.

2. It’s all about reactions.

Sometimes it may have to do with luck, but it’s very rare and almost impossible that luck is always on your side. I know it’s been several years, but Stay Hungry Stay Foolish by Steve Jobs is a must read. You don’t need to get cancer yourself to realize what’s important in life.

Read more…

What I learned about Relationships from Yale (and NYC)

February 16, 2011 11 comments

Okay, hope you all had a wonderful Valentine’s Day! I had a great dinner at Koi with M the birthday girl and one of the guys was gentleman enough to bring a rose to each of the girls, very nice gesture I have to say! And then we went out to drinks at Stone Rose at the Time Warner Building. Again another cool spot in NY, you have to check it out next time you want a romantic yet low-key spot, with a lot of space, unique drinks and a great view!

Anyway, I have to admit that originally I plan to write on “What has Yale taught me about sex”! But I realized I am yet to be that aggressive and I don’t want to scare away some of my younger readers and I am pretty sure I’m not an expert on that subject anyway! But if that’s something you’re interested in reading please give me a shout in the comment or something.

.

So let me get back to what I actually want to talk about today: What I learned about relationships at Yale and in the US?

1. Be an independent person first

.

It took me a long time to realize how much truth lies in this simple idea: If you are not a happy person single, you will not be a happy person in a relationship. I’m not sure about you but I was raised up in an environment with this whole idea of “we are born to be incomplete and we spend our whole life trying to find someone to complete and to heal us”. After I came to Yale and the US, I realized it was a lie. Why? Because this idea leads us to the trap of being too demanding.

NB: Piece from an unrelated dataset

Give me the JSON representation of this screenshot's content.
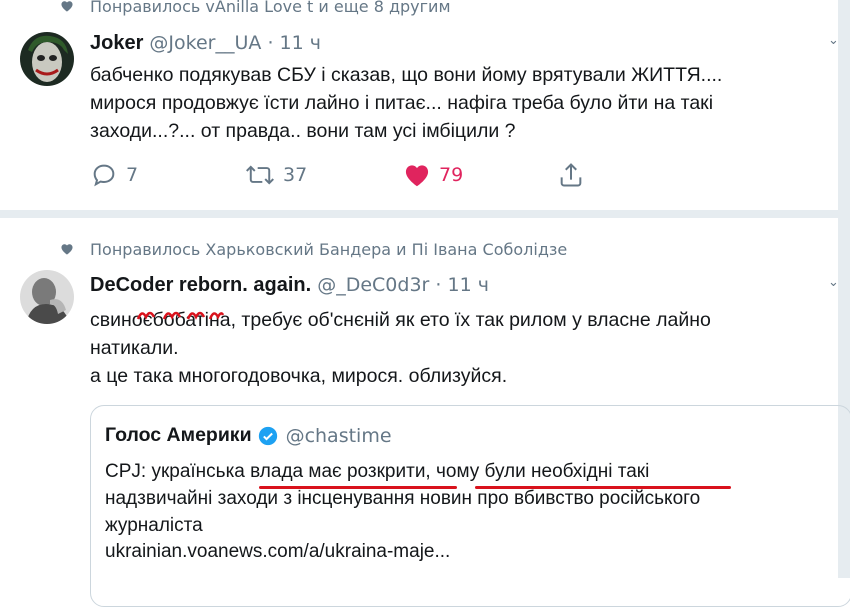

Read more…

Is There a “But”? How to Reject Without Saying No

February 11, 2011 6 comments
  • I would love to go to your event, but I already made dinner plans.
  • You did a great job with your interview, but we extended the offer to someone who did better.
  • I think you are a great person, but I am not attracted to you in that way
  • I really enjoyed the time being with you, but I made the decision to leave you.

These are the common situations we have to deal with day-to-day, and it can be awkward, difficult, nerve-racking, embarrassing, and you might feel guilty, uncomfortable, or even ashamed to have to put someone else in that situation. And you are also afraid of BEING PUT in such situations, and many times you wonder, “Is there a but, again?” even though the other person talks all positives.

But you have to deal with it, and the first thing you need to do is to be CERTAIN that this is something you want to do (rejecting). And then it’s about the techniques on how to be articulate about it, and here goes the formula:

Multiple “and” phrases

+ Addresses feelings

+ Suggest alternatives

= EASIER NO

Now let me give you a few examples:

.

Read more…

%d bloggers like this: